Over the past 20 years, the number of patent infringement disputes filed annually at the U.S. International Trade Commission (ITC) has more than tripled. Although typically associated with smartphones and semiconductor chips, the ITC has also seen quite a few disputes involving medical devices. Important trends are emerging in medical device patent litigation at the ITC.
This post is part of a three-part series that will explain why medical device companies should stay on top of trends in this fast moving and high stakes forum for litigation, to avoid being caught unprepared. This Part presents basic information about section 337 and how it has been used in cases involving medical device patents. Part II will describe the key issues addressed in proving or disproving a violation of section 337 involving a medical device. Finally, Part III will look at the track record of medical device cases at the ITC including trials, settlements, and remedies.
Section 337 of the Tariff Act of 1930 allows U.S. intellectual property (IP) owners to seek exclusion orders barring the importation into the United States of articles that infringe their patents or other IP rights. If a patent owner proves a respondent has violated section 337, U.S. Customs and Border Protection will block infringing products at the border — even new versions of infringing products developed after the exclusion order goes into effect. This powerful, prospective remedy, along with section 337’s speedy procedures, attract patent owners to the ITC to protect IP rights and market share.
Since 1996, there have been twenty section 337 investigations involving infringement of medical device patents instituted by the ITC — about 4 percent of the total. In the past few years, cases involving medical devices have been instituted at nearly twice that rate, with almost one case in every ten featuring a medical device. The cases surveyed represent a wide range of products and technologies, including hospital and medical equipment (CPAP machines, incubators for premature infants), surgical equipment (dissection balloons for laparoscopic hernia repair), drug delivery devices (insulin pens), and diagnostic and testing equipment (tumor locators for guiding radiation treatment, HIV test kits).
While section 337 complaints can target infringement of all types of intellectual property as well as other forms of unfair competition, medical device cases have focused almost exclusively on patent infringement, with one case claiming both trademark and patent infringement. Nearly half the time, a medical device section 337 complaint alleges infringement of a single patent, although a few patentees have asserted 7 or 8 patents in a single complaint. Multi-patent complaints are far more common in section 337 litigation involving information and communications technology products.
Because the remedy under Section 337 is prospective, many complainants file parallel district court litigation seeking damages for past infringement. Among medical device cases, complainants brought district court complaints against the same parties with respect to one or more of the same patents 65 percent of the time, which is consistent with the overall rate of parallel ITC/district court patent litigation

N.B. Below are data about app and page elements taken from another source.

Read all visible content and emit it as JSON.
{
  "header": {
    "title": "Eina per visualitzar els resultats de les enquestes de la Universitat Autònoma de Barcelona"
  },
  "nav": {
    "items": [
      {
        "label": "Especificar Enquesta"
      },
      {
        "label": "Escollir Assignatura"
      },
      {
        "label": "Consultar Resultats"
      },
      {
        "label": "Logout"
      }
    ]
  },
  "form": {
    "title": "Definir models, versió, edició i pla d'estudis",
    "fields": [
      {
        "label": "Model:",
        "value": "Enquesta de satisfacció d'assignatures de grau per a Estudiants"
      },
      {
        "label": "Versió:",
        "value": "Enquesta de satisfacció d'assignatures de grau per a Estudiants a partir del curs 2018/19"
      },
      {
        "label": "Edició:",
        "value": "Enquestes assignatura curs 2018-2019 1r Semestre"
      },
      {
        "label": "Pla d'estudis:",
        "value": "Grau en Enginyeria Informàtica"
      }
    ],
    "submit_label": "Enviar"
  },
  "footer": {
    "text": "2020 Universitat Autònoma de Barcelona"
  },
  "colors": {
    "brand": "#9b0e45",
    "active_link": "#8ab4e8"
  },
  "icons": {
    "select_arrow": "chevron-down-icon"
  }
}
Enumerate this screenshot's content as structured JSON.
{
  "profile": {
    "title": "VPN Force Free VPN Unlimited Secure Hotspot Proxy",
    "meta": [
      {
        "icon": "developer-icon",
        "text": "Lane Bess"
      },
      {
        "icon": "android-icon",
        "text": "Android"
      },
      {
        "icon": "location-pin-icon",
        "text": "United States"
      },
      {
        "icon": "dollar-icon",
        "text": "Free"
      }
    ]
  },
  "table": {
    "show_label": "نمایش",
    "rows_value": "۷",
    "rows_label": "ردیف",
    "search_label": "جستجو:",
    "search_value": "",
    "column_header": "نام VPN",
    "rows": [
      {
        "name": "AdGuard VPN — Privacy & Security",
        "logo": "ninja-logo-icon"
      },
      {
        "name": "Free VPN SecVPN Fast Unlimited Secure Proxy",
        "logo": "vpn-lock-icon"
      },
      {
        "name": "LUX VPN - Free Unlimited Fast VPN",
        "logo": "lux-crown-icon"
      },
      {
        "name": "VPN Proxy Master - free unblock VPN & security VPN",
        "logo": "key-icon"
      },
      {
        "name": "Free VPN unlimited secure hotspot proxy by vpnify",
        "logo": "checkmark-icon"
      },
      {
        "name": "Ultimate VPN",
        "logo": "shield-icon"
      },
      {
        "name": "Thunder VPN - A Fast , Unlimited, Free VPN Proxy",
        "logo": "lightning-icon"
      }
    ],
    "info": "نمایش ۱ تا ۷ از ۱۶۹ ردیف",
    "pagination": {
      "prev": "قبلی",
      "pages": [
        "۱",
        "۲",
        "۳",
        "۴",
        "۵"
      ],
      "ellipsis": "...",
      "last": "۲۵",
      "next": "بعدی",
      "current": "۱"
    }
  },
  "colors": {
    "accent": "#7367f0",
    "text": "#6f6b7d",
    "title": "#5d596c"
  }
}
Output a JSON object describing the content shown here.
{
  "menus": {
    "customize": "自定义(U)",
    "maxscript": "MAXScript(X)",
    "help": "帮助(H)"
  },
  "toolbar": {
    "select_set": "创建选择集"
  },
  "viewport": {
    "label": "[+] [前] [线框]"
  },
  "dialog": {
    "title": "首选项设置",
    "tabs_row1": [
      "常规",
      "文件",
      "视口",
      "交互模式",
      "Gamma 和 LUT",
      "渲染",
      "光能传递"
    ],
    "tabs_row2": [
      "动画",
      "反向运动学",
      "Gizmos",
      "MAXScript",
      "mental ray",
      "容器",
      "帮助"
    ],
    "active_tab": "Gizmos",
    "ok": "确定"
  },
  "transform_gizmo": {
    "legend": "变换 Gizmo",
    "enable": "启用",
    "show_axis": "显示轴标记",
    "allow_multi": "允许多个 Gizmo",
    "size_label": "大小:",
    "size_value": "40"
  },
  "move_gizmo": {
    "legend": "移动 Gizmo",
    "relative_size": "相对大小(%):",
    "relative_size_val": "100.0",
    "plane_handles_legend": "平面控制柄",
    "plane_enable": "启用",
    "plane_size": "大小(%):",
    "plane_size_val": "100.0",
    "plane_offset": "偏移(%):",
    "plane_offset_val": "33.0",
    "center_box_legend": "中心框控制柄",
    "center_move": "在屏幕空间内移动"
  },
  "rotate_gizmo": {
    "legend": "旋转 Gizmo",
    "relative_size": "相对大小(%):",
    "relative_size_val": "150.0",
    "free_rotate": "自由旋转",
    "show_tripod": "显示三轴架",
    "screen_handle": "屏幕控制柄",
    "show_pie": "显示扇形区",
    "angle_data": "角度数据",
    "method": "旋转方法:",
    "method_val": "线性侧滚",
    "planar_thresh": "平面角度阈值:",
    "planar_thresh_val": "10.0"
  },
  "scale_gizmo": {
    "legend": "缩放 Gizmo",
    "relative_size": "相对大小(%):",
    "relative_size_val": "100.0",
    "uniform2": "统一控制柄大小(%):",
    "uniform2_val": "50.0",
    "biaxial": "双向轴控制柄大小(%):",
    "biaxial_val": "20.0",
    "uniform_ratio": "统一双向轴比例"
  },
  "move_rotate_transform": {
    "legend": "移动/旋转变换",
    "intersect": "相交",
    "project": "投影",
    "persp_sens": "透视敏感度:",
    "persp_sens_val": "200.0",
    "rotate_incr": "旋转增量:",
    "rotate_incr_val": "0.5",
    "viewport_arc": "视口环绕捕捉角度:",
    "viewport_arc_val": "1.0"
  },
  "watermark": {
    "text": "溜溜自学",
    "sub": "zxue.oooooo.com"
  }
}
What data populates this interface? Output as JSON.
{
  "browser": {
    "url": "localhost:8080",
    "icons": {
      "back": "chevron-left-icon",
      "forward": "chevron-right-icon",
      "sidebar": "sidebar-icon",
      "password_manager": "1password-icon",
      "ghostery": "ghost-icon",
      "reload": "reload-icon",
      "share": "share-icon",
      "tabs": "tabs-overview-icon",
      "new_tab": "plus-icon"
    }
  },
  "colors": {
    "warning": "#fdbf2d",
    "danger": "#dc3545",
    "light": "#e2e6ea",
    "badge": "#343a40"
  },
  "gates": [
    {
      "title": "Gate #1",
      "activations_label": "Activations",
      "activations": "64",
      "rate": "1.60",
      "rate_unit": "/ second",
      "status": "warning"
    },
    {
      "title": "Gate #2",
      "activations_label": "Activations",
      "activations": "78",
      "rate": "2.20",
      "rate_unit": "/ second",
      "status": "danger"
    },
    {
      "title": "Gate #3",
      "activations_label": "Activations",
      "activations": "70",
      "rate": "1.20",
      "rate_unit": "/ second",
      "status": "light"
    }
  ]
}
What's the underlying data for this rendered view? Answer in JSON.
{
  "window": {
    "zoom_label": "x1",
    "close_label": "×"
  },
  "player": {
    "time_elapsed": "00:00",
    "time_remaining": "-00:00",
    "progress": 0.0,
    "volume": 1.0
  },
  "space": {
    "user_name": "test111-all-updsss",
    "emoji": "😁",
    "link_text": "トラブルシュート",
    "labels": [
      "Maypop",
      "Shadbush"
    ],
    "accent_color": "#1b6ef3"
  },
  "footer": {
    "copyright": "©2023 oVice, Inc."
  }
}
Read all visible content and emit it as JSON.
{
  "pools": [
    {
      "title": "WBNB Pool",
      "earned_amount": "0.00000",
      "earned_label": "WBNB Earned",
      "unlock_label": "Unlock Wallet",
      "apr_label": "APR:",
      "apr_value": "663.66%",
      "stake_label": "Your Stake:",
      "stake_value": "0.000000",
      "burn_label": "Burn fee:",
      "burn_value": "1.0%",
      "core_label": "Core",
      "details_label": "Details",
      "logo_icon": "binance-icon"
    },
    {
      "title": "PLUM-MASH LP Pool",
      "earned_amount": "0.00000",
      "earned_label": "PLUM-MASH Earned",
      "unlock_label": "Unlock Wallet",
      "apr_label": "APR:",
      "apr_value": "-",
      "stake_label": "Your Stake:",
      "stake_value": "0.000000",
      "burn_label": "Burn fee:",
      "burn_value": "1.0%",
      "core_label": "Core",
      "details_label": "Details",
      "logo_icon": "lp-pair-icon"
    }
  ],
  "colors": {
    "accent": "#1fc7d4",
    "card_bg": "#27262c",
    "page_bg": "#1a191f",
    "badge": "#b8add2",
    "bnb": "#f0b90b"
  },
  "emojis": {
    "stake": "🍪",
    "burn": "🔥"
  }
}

Although a section 337 complaint can be filed at any point before complainant’s patent expires, many medical device complaints get filed at one of two times. For products that require FDA marketing approval, it is common to see a complaint filed by the company that was first to market shortly after the FDA grants marketing approval to a competing product. For products that do not require FDA marketing approval, a complaint may be filed when a new competitor begins importing a rival product to the U.S. in commercial quantities, or even by imports for use at trade shows or in patient trials.
Look for our next post in this series, which will look at what happens once a section 337 complaint is filed.